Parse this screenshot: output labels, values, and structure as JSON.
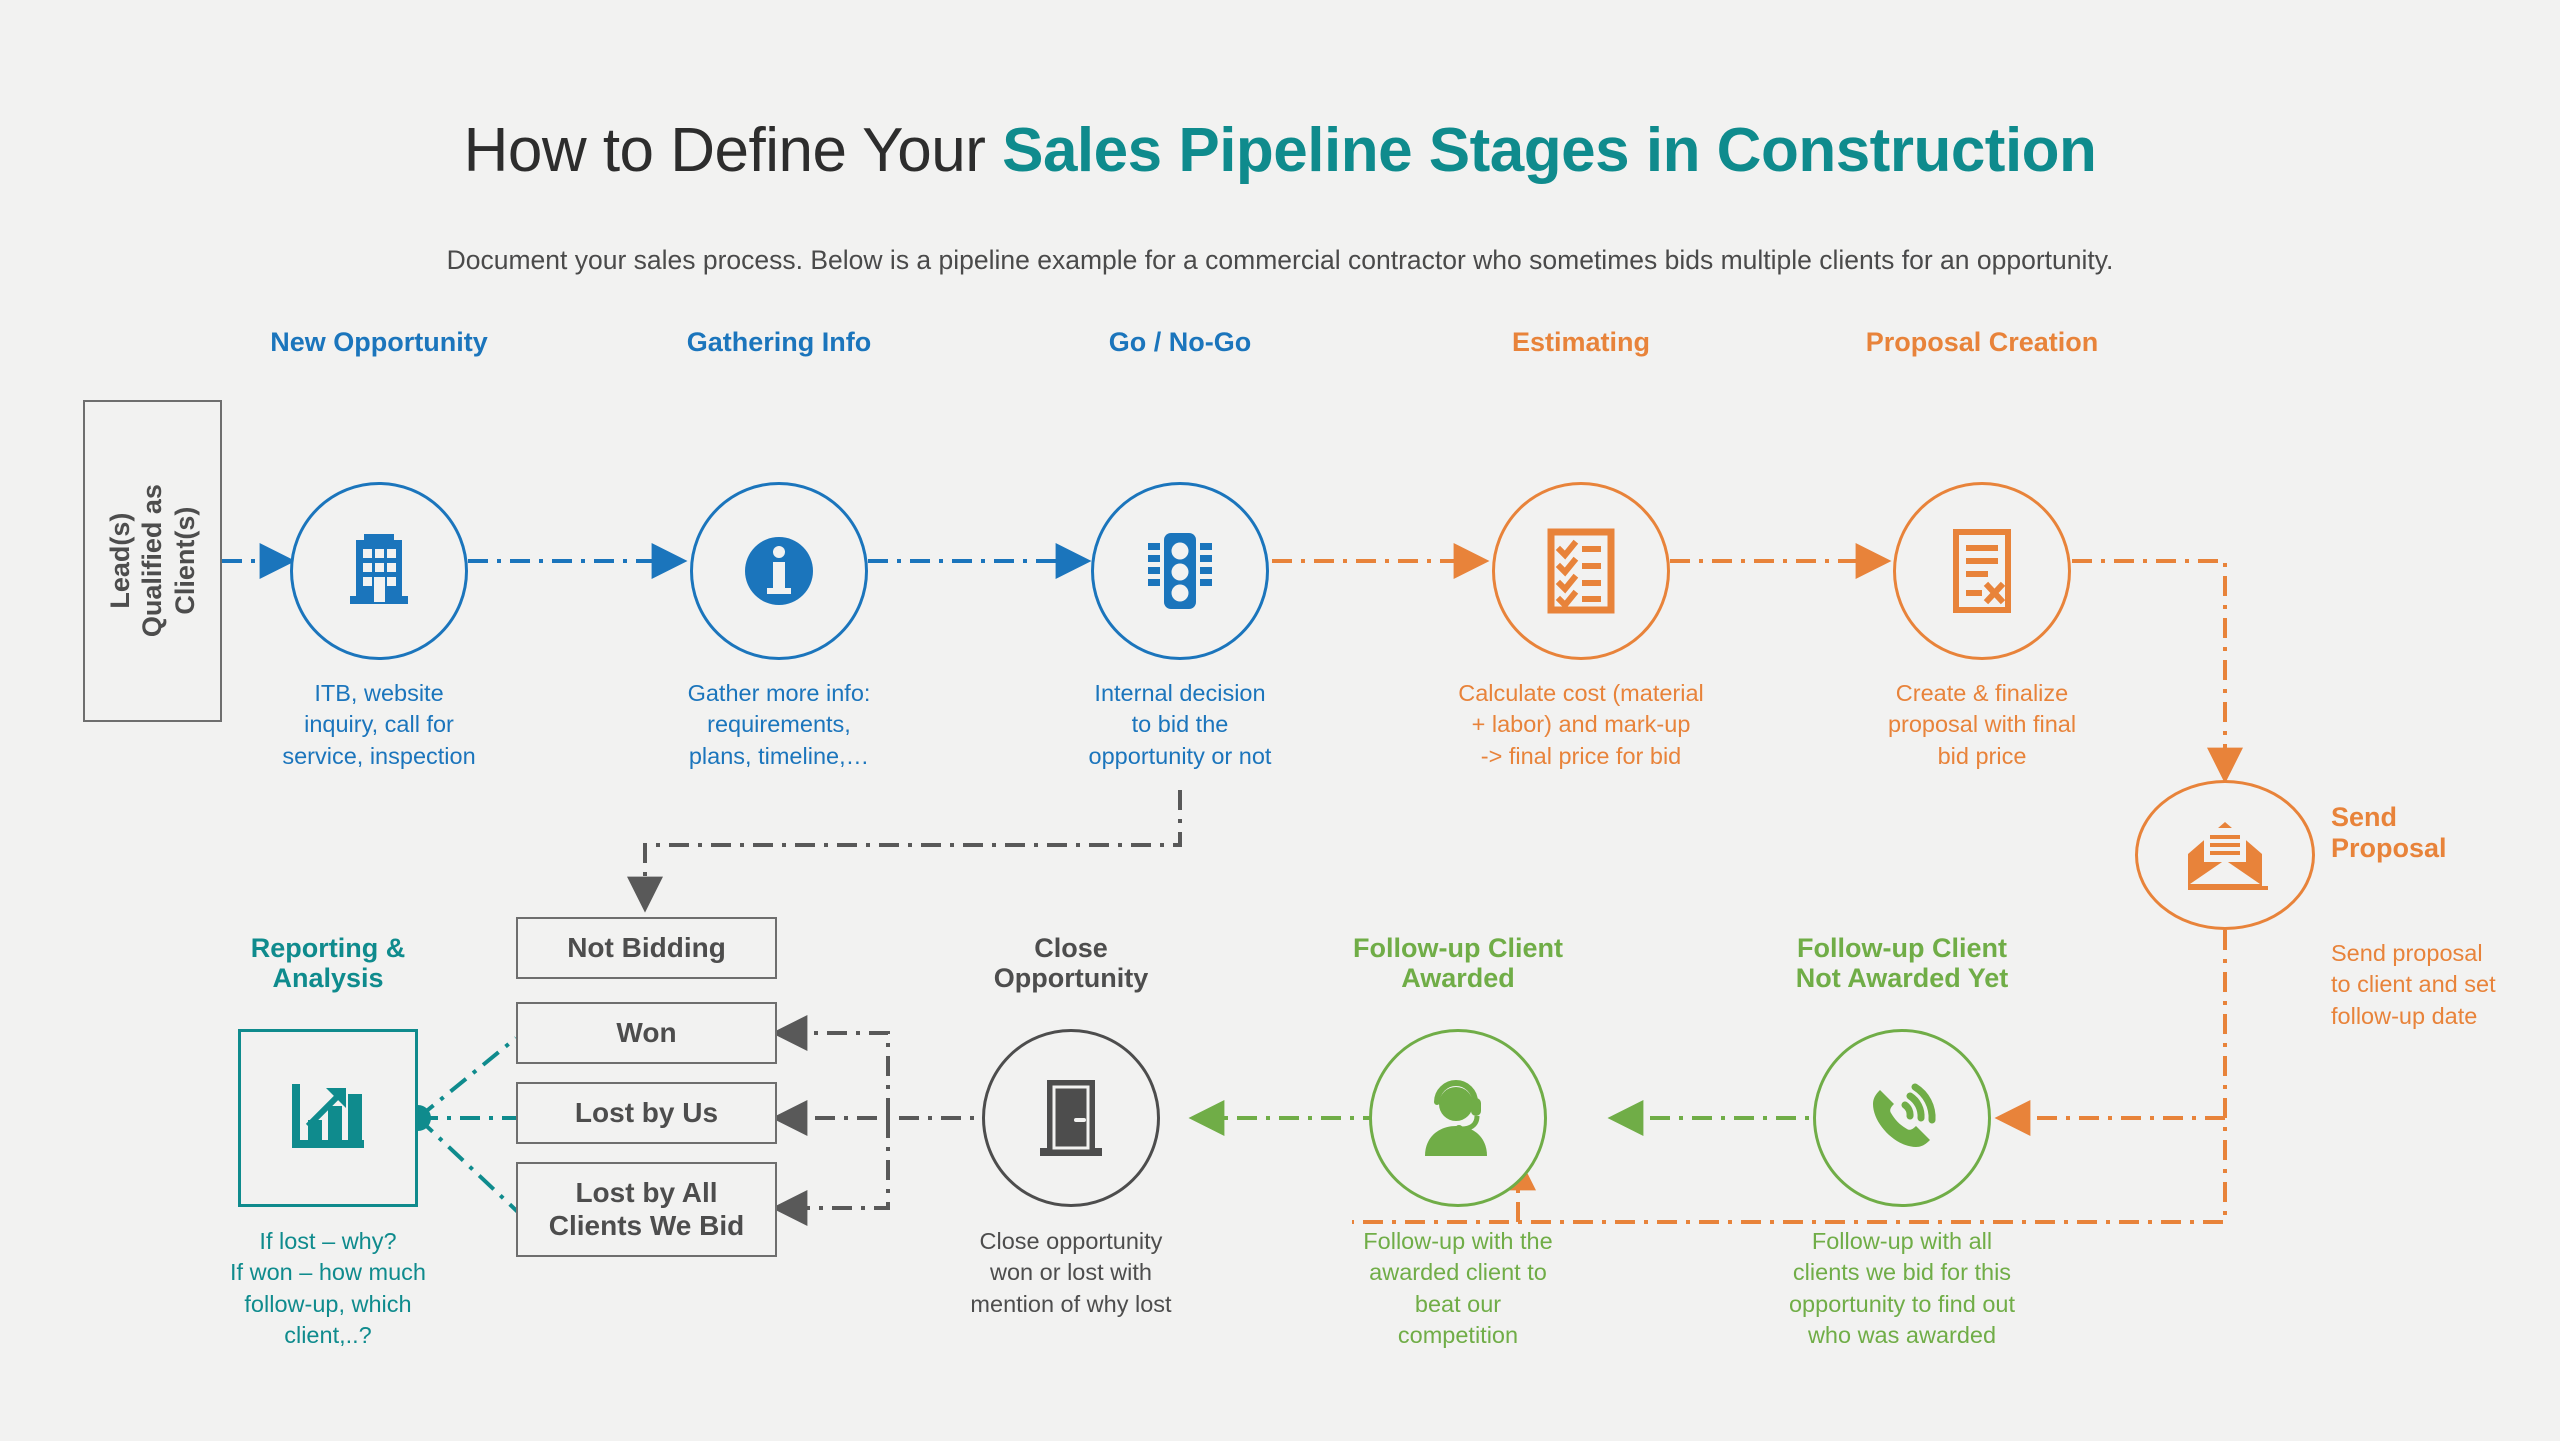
{
  "header": {
    "title_plain": "How to Define Your ",
    "title_accent": "Sales Pipeline Stages in Construction",
    "subtitle": "Document your sales process. Below is a pipeline example for a commercial contractor who sometimes bids multiple clients for an opportunity."
  },
  "colors": {
    "background": "#f2f2f1",
    "blue": "#1b75bc",
    "orange": "#e8833a",
    "green": "#70ad47",
    "teal": "#0f8b8d",
    "gray": "#4d4d4d",
    "gray_line": "#595959"
  },
  "lead_box": {
    "line1": "Lead(s)",
    "line2": "Qualified as",
    "line3": "Client(s)"
  },
  "stages": [
    {
      "id": "new-opportunity",
      "label": "New Opportunity",
      "icon": "office-building-icon",
      "color": "#1b75bc",
      "desc": [
        "ITB, website",
        "inquiry, call for",
        "service, inspection"
      ]
    },
    {
      "id": "gathering-info",
      "label": "Gathering Info",
      "icon": "info-circle-icon",
      "color": "#1b75bc",
      "desc": [
        "Gather more info:",
        "requirements,",
        "plans, timeline,…"
      ]
    },
    {
      "id": "go-no-go",
      "label": "Go / No-Go",
      "icon": "traffic-light-icon",
      "color": "#1b75bc",
      "desc": [
        "Internal decision",
        "to bid the",
        "opportunity or not"
      ]
    },
    {
      "id": "estimating",
      "label": "Estimating",
      "icon": "checklist-clipboard-icon",
      "color": "#e8833a",
      "desc": [
        "Calculate cost (material",
        "+ labor) and mark-up",
        "-> final price for bid"
      ]
    },
    {
      "id": "proposal-creation",
      "label": "Proposal Creation",
      "icon": "document-signed-icon",
      "color": "#e8833a",
      "desc": [
        "Create & finalize",
        "proposal with final",
        "bid price"
      ]
    },
    {
      "id": "send-proposal",
      "label_l1": "Send",
      "label_l2": "Proposal",
      "icon": "open-envelope-icon",
      "color": "#e8833a",
      "desc": [
        "Send proposal",
        "to client and set",
        "follow-up date"
      ]
    },
    {
      "id": "follow-up-not-awarded",
      "label_l1": "Follow-up Client",
      "label_l2": "Not Awarded Yet",
      "icon": "phone-ringing-icon",
      "color": "#70ad47",
      "desc": [
        "Follow-up with all",
        "clients we bid for this",
        "opportunity to find out",
        "who was awarded"
      ]
    },
    {
      "id": "follow-up-awarded",
      "label_l1": "Follow-up Client",
      "label_l2": "Awarded",
      "icon": "headset-agent-icon",
      "color": "#70ad47",
      "desc": [
        "Follow-up with the",
        "awarded client to",
        "beat our",
        "competition"
      ]
    },
    {
      "id": "close-opportunity",
      "label_l1": "Close",
      "label_l2": "Opportunity",
      "icon": "door-icon",
      "color": "#4d4d4d",
      "desc": [
        "Close opportunity",
        "won or lost with",
        "mention of why lost"
      ]
    },
    {
      "id": "reporting-analysis",
      "label_l1": "Reporting &",
      "label_l2": "Analysis",
      "icon": "bar-chart-growth-icon",
      "color": "#0f8b8d",
      "desc": [
        "If lost – why?",
        "If won – how much",
        "follow-up, which",
        "client,..?"
      ]
    }
  ],
  "result_boxes": [
    {
      "id": "not-bidding",
      "label": "Not Bidding"
    },
    {
      "id": "won",
      "label": "Won"
    },
    {
      "id": "lost-by-us",
      "label": "Lost by Us"
    },
    {
      "id": "lost-by-all",
      "line1": "Lost by All",
      "line2": "Clients We Bid"
    }
  ]
}
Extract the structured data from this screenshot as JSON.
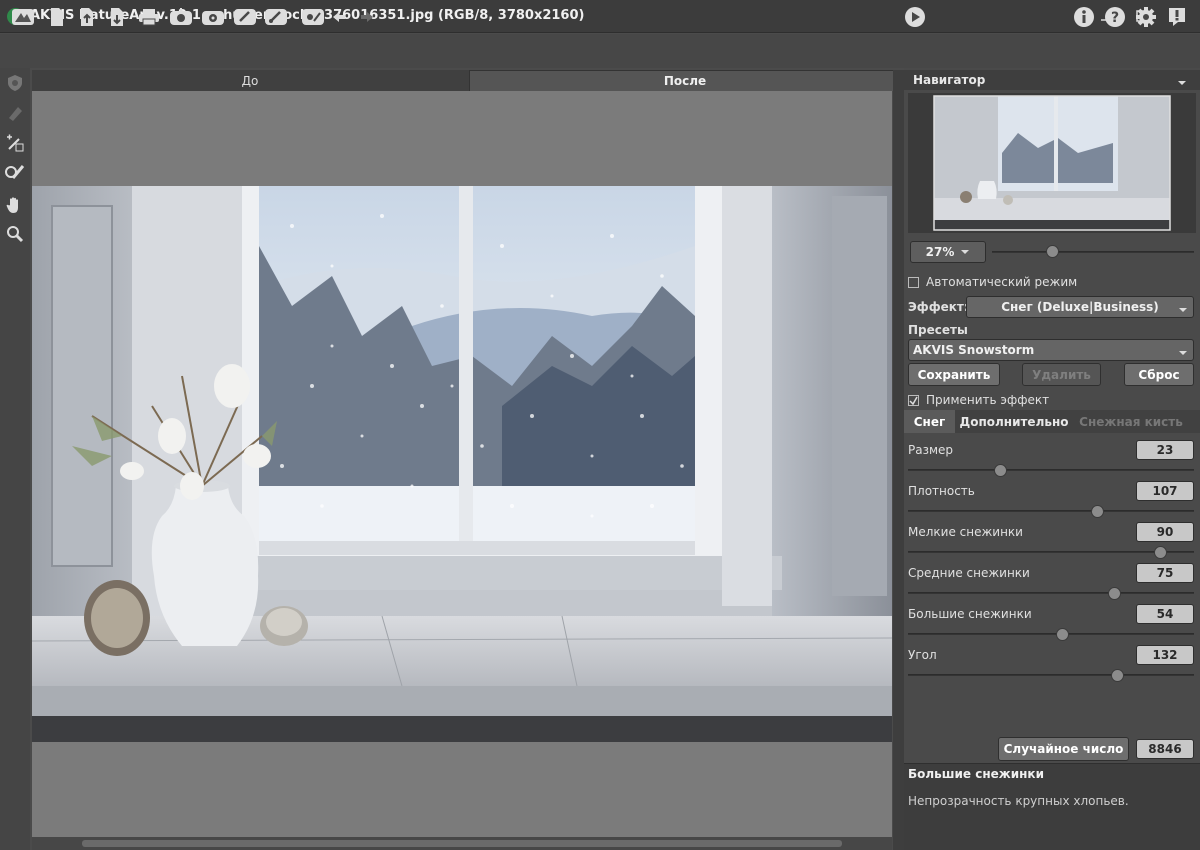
{
  "window": {
    "title": "AKVIS NatureArt v.12.1 - shutterstock_2376016351.jpg (RGB/8, 3780x2160)"
  },
  "tabs": {
    "before": "До",
    "after": "После"
  },
  "navigator": {
    "title": "Навигатор",
    "zoom": "27%"
  },
  "settings": {
    "auto_mode_label": "Автоматический режим",
    "auto_mode_checked": false,
    "effect_label": "Эффект:",
    "effect_value": "Снег (Deluxe|Business)",
    "presets_label": "Пресеты",
    "preset_value": "AKVIS Snowstorm",
    "save_label": "Сохранить",
    "delete_label": "Удалить",
    "reset_label": "Сброс",
    "apply_label": "Применить эффект",
    "apply_checked": true
  },
  "subtabs": {
    "snow": "Снег",
    "advanced": "Дополнительно",
    "snow_brush": "Снежная кисть"
  },
  "params": [
    {
      "label": "Размер",
      "value": "23",
      "pos": 0.32
    },
    {
      "label": "Плотность",
      "value": "107",
      "pos": 0.66
    },
    {
      "label": "Мелкие снежинки",
      "value": "90",
      "pos": 0.88
    },
    {
      "label": "Средние снежинки",
      "value": "75",
      "pos": 0.72
    },
    {
      "label": "Большие снежинки",
      "value": "54",
      "pos": 0.54
    },
    {
      "label": "Угол",
      "value": "132",
      "pos": 0.73
    }
  ],
  "random": {
    "label": "Случайное число",
    "value": "8846"
  },
  "help": {
    "title": "Большие снежинки",
    "text": "Непрозрачность крупных хлопьев."
  }
}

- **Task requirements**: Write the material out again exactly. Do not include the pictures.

- **Reply to the task**:
Parse this screenshot: output labels, values, and structure as JSON.
{
  "header": {
    "title_plain": "How to Define Your ",
    "title_accent": "Sales Pipeline Stages in Construction",
    "subtitle": "Document your sales process. Below is a pipeline example for a commercial contractor who sometimes bids multiple clients for an opportunity."
  },
  "colors": {
    "background": "#f2f2f1",
    "blue": "#1b75bc",
    "orange": "#e8833a",
    "green": "#70ad47",
    "teal": "#0f8b8d",
    "gray": "#4d4d4d",
    "gray_line": "#595959"
  },
  "lead_box": {
    "line1": "Lead(s)",
    "line2": "Qualified as",
    "line3": "Client(s)"
  },
  "stages": [
    {
      "id": "new-opportunity",
      "label": "New Opportunity",
      "icon": "office-building-icon",
      "color": "#1b75bc",
      "desc": [
        "ITB, website",
        "inquiry, call for",
        "service, inspection"
      ]
    },
    {
      "id": "gathering-info",
      "label": "Gathering Info",
      "icon": "info-circle-icon",
      "color": "#1b75bc",
      "desc": [
        "Gather more info:",
        "requirements,",
        "plans, timeline,…"
      ]
    },
    {
      "id": "go-no-go",
      "label": "Go / No-Go",
      "icon": "traffic-light-icon",
      "color": "#1b75bc",
      "desc": [
        "Internal decision",
        "to bid the",
        "opportunity or not"
      ]
    },
    {
      "id": "estimating",
      "label": "Estimating",
      "icon": "checklist-clipboard-icon",
      "color": "#e8833a",
      "desc": [
        "Calculate cost (material",
        "+ labor) and mark-up",
        "-> final price for bid"
      ]
    },
    {
      "id": "proposal-creation",
      "label": "Proposal Creation",
      "icon": "document-signed-icon",
      "color": "#e8833a",
      "desc": [
        "Create & finalize",
        "proposal with final",
        "bid price"
      ]
    },
    {
      "id": "send-proposal",
      "label_l1": "Send",
      "label_l2": "Proposal",
      "icon": "open-envelope-icon",
      "color": "#e8833a",
      "desc": [
        "Send proposal",
        "to client and set",
        "follow-up date"
      ]
    },
    {
      "id": "follow-up-not-awarded",
      "label_l1": "Follow-up Client",
      "label_l2": "Not Awarded Yet",
      "icon": "phone-ringing-icon",
      "color": "#70ad47",
      "desc": [
        "Follow-up with all",
        "clients we bid for this",
        "opportunity to find out",
        "who was awarded"
      ]
    },
    {
      "id": "follow-up-awarded",
      "label_l1": "Follow-up Client",
      "label_l2": "Awarded",
      "icon": "headset-agent-icon",
      "color": "#70ad47",
      "desc": [
        "Follow-up with the",
        "awarded client to",
        "beat our",
        "competition"
      ]
    },
    {
      "id": "close-opportunity",
      "label_l1": "Close",
      "label_l2": "Opportunity",
      "icon": "door-icon",
      "color": "#4d4d4d",
      "desc": [
        "Close opportunity",
        "won or lost with",
        "mention of why lost"
      ]
    },
    {
      "id": "reporting-analysis",
      "label_l1": "Reporting &",
      "label_l2": "Analysis",
      "icon": "bar-chart-growth-icon",
      "color": "#0f8b8d",
      "desc": [
        "If lost – why?",
        "If won – how much",
        "follow-up, which",
        "client,..?"
      ]
    }
  ],
  "result_boxes": [
    {
      "id": "not-bidding",
      "label": "Not Bidding"
    },
    {
      "id": "won",
      "label": "Won"
    },
    {
      "id": "lost-by-us",
      "label": "Lost by Us"
    },
    {
      "id": "lost-by-all",
      "line1": "Lost by All",
      "line2": "Clients We Bid"
    }
  ]
}
Extract the structured data from this screenshot as JSON.
{
  "window": {
    "title": "AKVIS NatureArt v.12.1 - shutterstock_2376016351.jpg (RGB/8, 3780x2160)"
  },
  "tabs": {
    "before": "До",
    "after": "После"
  },
  "navigator": {
    "title": "Навигатор",
    "zoom": "27%"
  },
  "settings": {
    "auto_mode_label": "Автоматический режим",
    "auto_mode_checked": false,
    "effect_label": "Эффект:",
    "effect_value": "Снег (Deluxe|Business)",
    "presets_label": "Пресеты",
    "preset_value": "AKVIS Snowstorm",
    "save_label": "Сохранить",
    "delete_label": "Удалить",
    "reset_label": "Сброс",
    "apply_label": "Применить эффект",
    "apply_checked": true
  },
  "subtabs": {
    "snow": "Снег",
    "advanced": "Дополнительно",
    "snow_brush": "Снежная кисть"
  },
  "params": [
    {
      "label": "Размер",
      "value": "23",
      "pos": 0.32
    },
    {
      "label": "Плотность",
      "value": "107",
      "pos": 0.66
    },
    {
      "label": "Мелкие снежинки",
      "value": "90",
      "pos": 0.88
    },
    {
      "label": "Средние снежинки",
      "value": "75",
      "pos": 0.72
    },
    {
      "label": "Большие снежинки",
      "value": "54",
      "pos": 0.54
    },
    {
      "label": "Угол",
      "value": "132",
      "pos": 0.73
    }
  ],
  "random": {
    "label": "Случайное число",
    "value": "8846"
  },
  "help": {
    "title": "Большие снежинки",
    "text": "Непрозрачность крупных хлопьев."
  }
}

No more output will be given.